Reproduce each line from the records that holds "kind".
┌─ Records for the task
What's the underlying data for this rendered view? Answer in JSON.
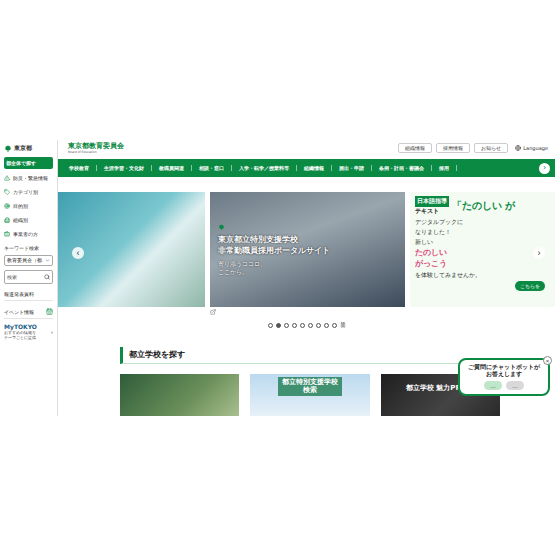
{
  "sidebar": {
    "logo": "東京都",
    "primary_button": "都全体で探す",
    "items": [
      {
        "label": "防災・緊急情報"
      },
      {
        "label": "カテゴリ別"
      },
      {
        "label": "目的別"
      },
      {
        "label": "組織別"
      },
      {
        "label": "事業者の方"
      }
    ],
    "search_label": "キーワード検索",
    "select_value": "教育委員会（都",
    "search_placeholder": "検索",
    "links": [
      {
        "label": "報道発表資料"
      },
      {
        "label": "イベント情報"
      }
    ],
    "mytokyo": {
      "title": "MyTOKYO",
      "lines": [
        "おすすめの情報を",
        "テーマごとに提供"
      ],
      "arrow": "›"
    }
  },
  "header": {
    "title": "東京都教育委員会",
    "subtitle": "Board of Education",
    "links": [
      "組織情報",
      "採用情報",
      "お知らせ"
    ],
    "language": "Language"
  },
  "nav": {
    "items": [
      "学校教育",
      "生涯学習・文化財",
      "教職員関連",
      "相談・窓口",
      "入学・転学／授業料等",
      "組織情報",
      "届出・申請",
      "条例・計画・審議会",
      "採用"
    ],
    "more": "›"
  },
  "carousel": {
    "prev": "‹",
    "next": "›",
    "slides": [
      {
        "kind": "photo"
      },
      {
        "kind": "feature",
        "title": [
          "東京都立特別支援学校",
          "非常勤職員採用ポータルサイト"
        ],
        "tagline": [
          "寄り添うココロ、",
          "ここから。"
        ]
      },
      {
        "kind": "promo",
        "label": "日本語指導",
        "sub": "テキスト",
        "headline": "「たのしい が",
        "lines": [
          "デジタルブックに",
          "なりました！"
        ],
        "new": "新しい",
        "book": [
          "たのしい",
          "がっこう"
        ],
        "invite": "を体験してみませんか。",
        "button": "こちらを"
      }
    ],
    "dots": [
      {
        "selected": false
      },
      {
        "selected": true
      },
      {
        "selected": false
      },
      {
        "selected": false
      },
      {
        "selected": false
      },
      {
        "selected": false
      },
      {
        "selected": false
      },
      {
        "selected": false
      },
      {
        "selected": false
      }
    ]
  },
  "section": {
    "title": "都立学校を探す",
    "cards": [
      {
        "kind": "photo"
      },
      {
        "kind": "label",
        "text": [
          "都立特別支援学校",
          "検索"
        ]
      },
      {
        "kind": "video",
        "text": "都立学校 魅力PR動画"
      }
    ]
  },
  "chatbot": {
    "lines": [
      "ご質問にチャットボットが",
      "お答えします"
    ],
    "bubbles": [
      "…",
      "…"
    ],
    "close": "×"
  }
}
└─
# Finished exercise
        "kind": "photo"
        "kind": "feature",
        "kind": "promo",
        "kind": "photo"
        "kind": "label",
        "kind": "video",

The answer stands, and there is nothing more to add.